Greg is a founder himself, creating Blue Ridge Solutions, a Gartner Magic Quadrant Leader in cloud-native supply chain applications, and bringing to market Curo, a field service management solution. He has also held leadership roles with Servigistics (PTC) and E3 Corporation (JDA/Blue Yonder). As a principal and host at Supply Chain Now, Greg helps guide the company’s strategic direction, hosts industry leader discussions, community livestreams, and all in addition to executive producing and hosting his original YouTube channel and podcast, TEChquila Sunrise.
Founder, CEO, & Host
As the founder and CEO of Supply Chain Now, you might say Scott is the voice of supply chain – but he’s too much of a team player to ever claim such a title. One thing’s for sure: he’s a tried and true supply chain expert. With over 15 years of experience in the end-to-end supply chain, Scott’s insights have appeared in major publications including The Wall Street Journal, USA Today, and CNN. He has also been named a top industry influencer by Thinkers360, ISCEA and more.
From 2009-2011, Scott was president of APICS Atlanta, and he continues to lead initiatives that support both the local business community and global industry.
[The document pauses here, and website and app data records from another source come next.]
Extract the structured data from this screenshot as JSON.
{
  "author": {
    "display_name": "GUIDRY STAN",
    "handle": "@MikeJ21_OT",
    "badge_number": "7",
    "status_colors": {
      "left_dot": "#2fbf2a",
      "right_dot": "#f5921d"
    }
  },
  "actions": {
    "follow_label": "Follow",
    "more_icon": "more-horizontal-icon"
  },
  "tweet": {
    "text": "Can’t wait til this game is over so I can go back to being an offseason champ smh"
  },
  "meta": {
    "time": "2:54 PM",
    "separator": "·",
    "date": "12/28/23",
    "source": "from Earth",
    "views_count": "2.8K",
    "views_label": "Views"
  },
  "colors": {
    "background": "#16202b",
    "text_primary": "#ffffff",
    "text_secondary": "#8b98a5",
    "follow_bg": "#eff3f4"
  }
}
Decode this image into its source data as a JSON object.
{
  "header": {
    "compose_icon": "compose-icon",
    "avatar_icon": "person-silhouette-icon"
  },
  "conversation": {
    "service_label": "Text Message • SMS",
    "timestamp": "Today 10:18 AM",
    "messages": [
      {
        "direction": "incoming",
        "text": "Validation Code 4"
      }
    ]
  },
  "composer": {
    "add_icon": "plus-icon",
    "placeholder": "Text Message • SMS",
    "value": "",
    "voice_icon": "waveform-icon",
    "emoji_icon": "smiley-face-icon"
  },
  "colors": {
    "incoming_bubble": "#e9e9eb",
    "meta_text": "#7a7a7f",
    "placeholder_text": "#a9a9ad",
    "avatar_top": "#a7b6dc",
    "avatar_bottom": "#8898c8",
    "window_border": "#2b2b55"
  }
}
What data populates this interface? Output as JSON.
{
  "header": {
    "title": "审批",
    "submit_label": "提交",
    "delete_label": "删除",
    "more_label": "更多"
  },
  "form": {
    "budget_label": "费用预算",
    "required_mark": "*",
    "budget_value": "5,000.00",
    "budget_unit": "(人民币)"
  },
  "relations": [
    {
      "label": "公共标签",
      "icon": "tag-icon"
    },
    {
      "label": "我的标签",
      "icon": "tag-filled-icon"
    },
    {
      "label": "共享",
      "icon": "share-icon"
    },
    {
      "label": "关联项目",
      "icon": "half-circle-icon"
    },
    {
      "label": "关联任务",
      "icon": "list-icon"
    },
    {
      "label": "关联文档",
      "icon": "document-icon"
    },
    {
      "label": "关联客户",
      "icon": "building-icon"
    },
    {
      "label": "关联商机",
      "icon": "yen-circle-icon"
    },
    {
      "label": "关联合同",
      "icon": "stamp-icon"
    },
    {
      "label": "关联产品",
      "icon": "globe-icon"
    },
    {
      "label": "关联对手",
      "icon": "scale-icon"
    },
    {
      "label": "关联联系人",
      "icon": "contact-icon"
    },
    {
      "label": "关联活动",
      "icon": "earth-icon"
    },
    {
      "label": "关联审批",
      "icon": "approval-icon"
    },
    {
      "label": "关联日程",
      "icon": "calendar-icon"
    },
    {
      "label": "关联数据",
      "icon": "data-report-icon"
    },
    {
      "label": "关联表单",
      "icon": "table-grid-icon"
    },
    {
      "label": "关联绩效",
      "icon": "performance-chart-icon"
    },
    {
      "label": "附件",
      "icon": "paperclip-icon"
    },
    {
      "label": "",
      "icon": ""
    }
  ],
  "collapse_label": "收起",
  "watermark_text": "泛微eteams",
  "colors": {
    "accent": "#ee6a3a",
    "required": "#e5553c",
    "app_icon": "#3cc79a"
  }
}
A United States Air Force Veteran, Scott has also regularly led efforts to give back to his fellow veteran community since his departure from active duty in 2002.